After the sale of the forge in 1753, John is found in Anson County in North Carolina in many documents referring also to his younger brothers Stephen and Benjamin. It is now conjectured that at some time John's youngest son James also found his way to North Carolina and a study of John's son, James Jackson is posted here:

From Bill Jackson, researcher:
"At least three sons of James left New England for North Carolina long before the war. Benjamin settled in Anson County in the Pee Dee region with Stephen and John, the Jackson who sold the forge in New Jersey."

From Bob Mitchell: North Carolina Wills, Book J, Page 8 Will of John Jackson in Anson County N. C. ...daughters Elizabeth , Mary, Sarah and Rebecca, each 5 Sh., my lands and all my movable estate to be sold to the best advantage and the money to be paid as follows: to Daughters Phebe, Jemimah and Hannah to have it equally divided between them. Stephen Jackson and John Perkins, exrs. 15 April 1768 Wit. Job Meadow, John May, Charles Booth Executed 1772, Anson Co., NC

Bob Mitchell writes: "Richmond County was formed from part of Anson Co., in 1779. The county seat of Anson Co., west of the Pee Dee River was difficult for the residents east of the river to reach for business, especially during spring floods. Richmond County is bound on the west by Anson Co., and on the South by Chesterfield Co. It is in the area that was referred to as the Cheraws Dist in the late 1700's. My guess is that John Jackson Sr.'s descendants wound up in Richmond Co., instead of Anson or Chesterfield after the shifting of boundaries. This will help in the hunt for the John/Jonathan Jacksons of the Cheraws."

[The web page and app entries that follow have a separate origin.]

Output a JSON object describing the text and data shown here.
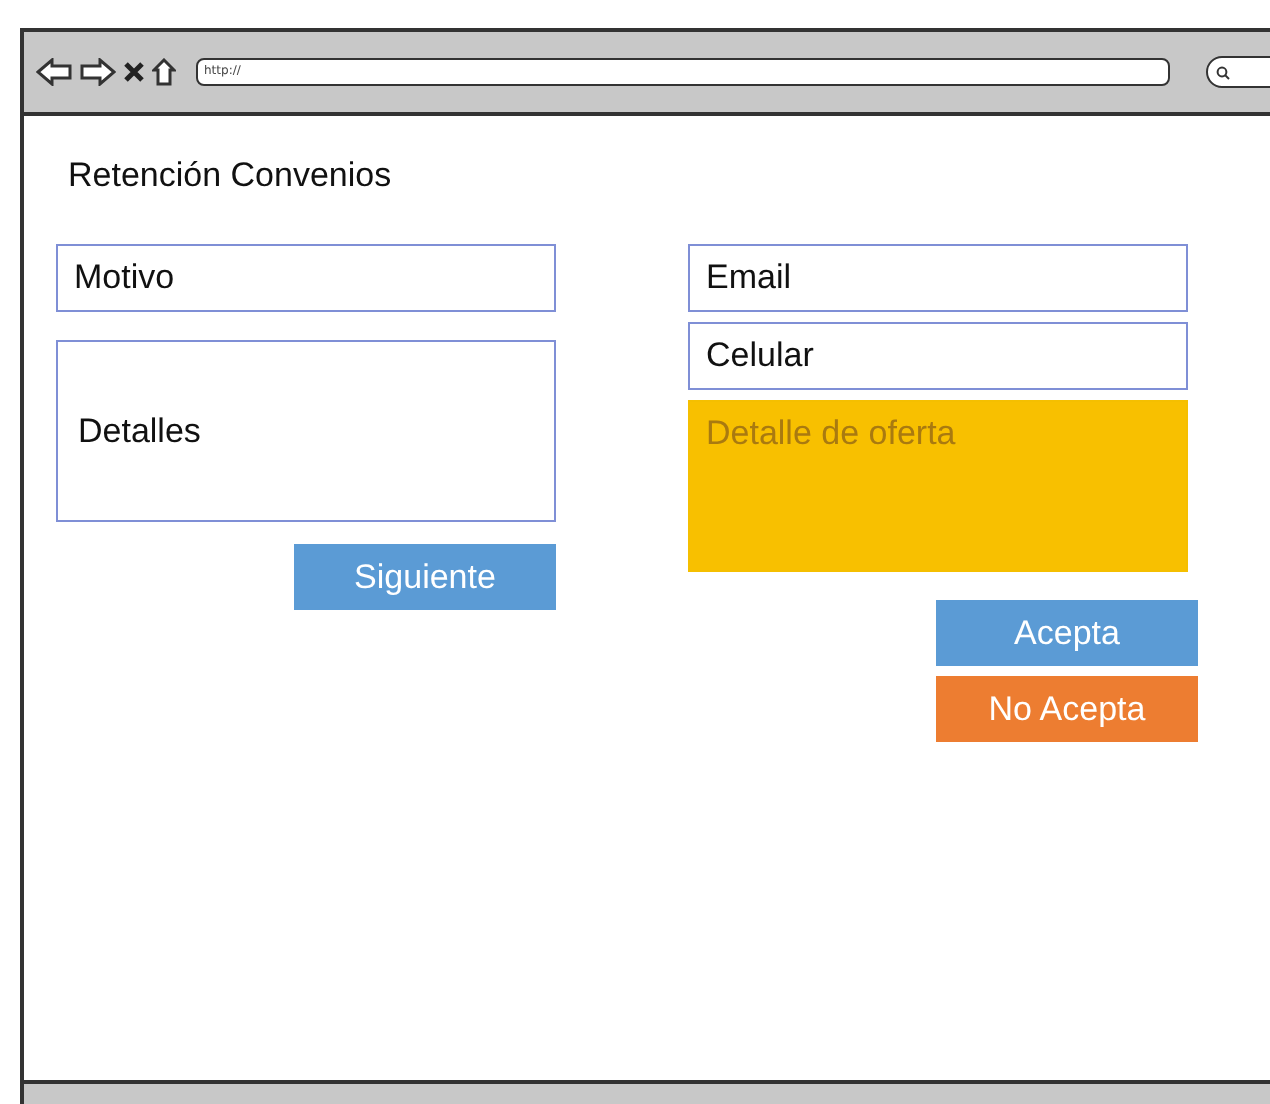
{
  "browser": {
    "url": "http://"
  },
  "title": "Retención Convenios",
  "left_fields": [
    {
      "label": "Motivo",
      "kind": "line"
    },
    {
      "label": "Detalles",
      "kind": "area"
    }
  ],
  "left_button": {
    "label": "Siguiente",
    "color": "#5b9bd5"
  },
  "right_fields": [
    {
      "label": "Email",
      "kind": "line"
    },
    {
      "label": "Celular",
      "kind": "line"
    },
    {
      "label": "Detalle de oferta",
      "kind": "offer"
    }
  ],
  "right_buttons": [
    {
      "label": "Acepta",
      "color": "#5b9bd5"
    },
    {
      "label": "No Acepta",
      "color": "#ed7d31"
    }
  ]
}
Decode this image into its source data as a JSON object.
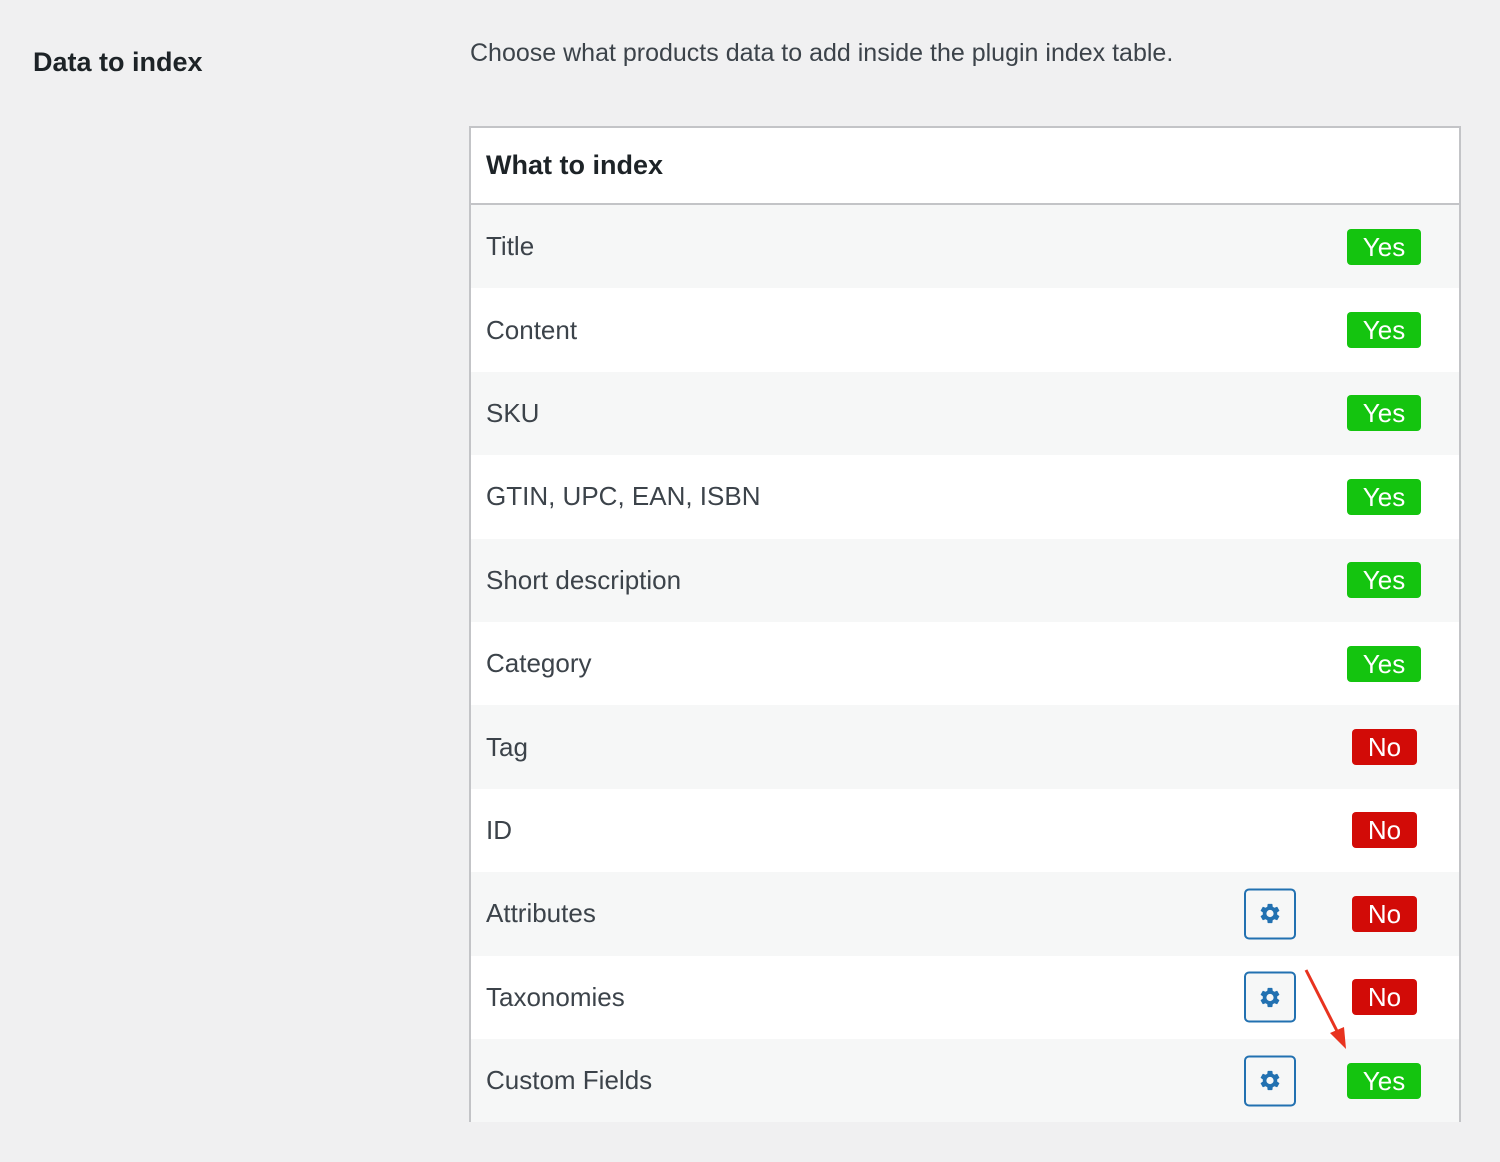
{
  "section": {
    "label": "Data to index",
    "description": "Choose what products data to add inside the plugin index table."
  },
  "table": {
    "header": "What to index",
    "rows": [
      {
        "label": "Title",
        "status": "Yes",
        "has_settings": false
      },
      {
        "label": "Content",
        "status": "Yes",
        "has_settings": false
      },
      {
        "label": "SKU",
        "status": "Yes",
        "has_settings": false
      },
      {
        "label": "GTIN, UPC, EAN, ISBN",
        "status": "Yes",
        "has_settings": false
      },
      {
        "label": "Short description",
        "status": "Yes",
        "has_settings": false
      },
      {
        "label": "Category",
        "status": "Yes",
        "has_settings": false
      },
      {
        "label": "Tag",
        "status": "No",
        "has_settings": false
      },
      {
        "label": "ID",
        "status": "No",
        "has_settings": false
      },
      {
        "label": "Attributes",
        "status": "No",
        "has_settings": true
      },
      {
        "label": "Taxonomies",
        "status": "No",
        "has_settings": true
      },
      {
        "label": "Custom Fields",
        "status": "Yes",
        "has_settings": true
      }
    ]
  },
  "icons": {
    "settings": "gear-icon",
    "annotation": "red-arrow-icon"
  },
  "colors": {
    "yes": "#14c40f",
    "no": "#d20b07",
    "accent": "#2271b1",
    "annotation": "#e8331f"
  }
}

  1. 1.0 1.1 Rootsweb chart of William Henry Roll: The Roll Family Windmill. (
  2. Rootsweb chart of Mary Harkey Russell: Thomas and Mary Harkey Russell. (
  3.   Jackson, P. A. Jackson Ledger. (1887), 7, 12.
  4.   Robbins, Oscar Burton. History of the Jackson family of Hempstead, Long Island, N.Y., Ohio and Indiana: descendants of Robert and Agnes Washburn Jackson. (Loveland, Colo.: Robbins, 1951), 10.
  5.   Bunker, Mary Powell. Long Island Genealogies. (Albany, New York, United States: Joel Munsell's Sons, 1895), 221.
  6. between witnessing and execution of will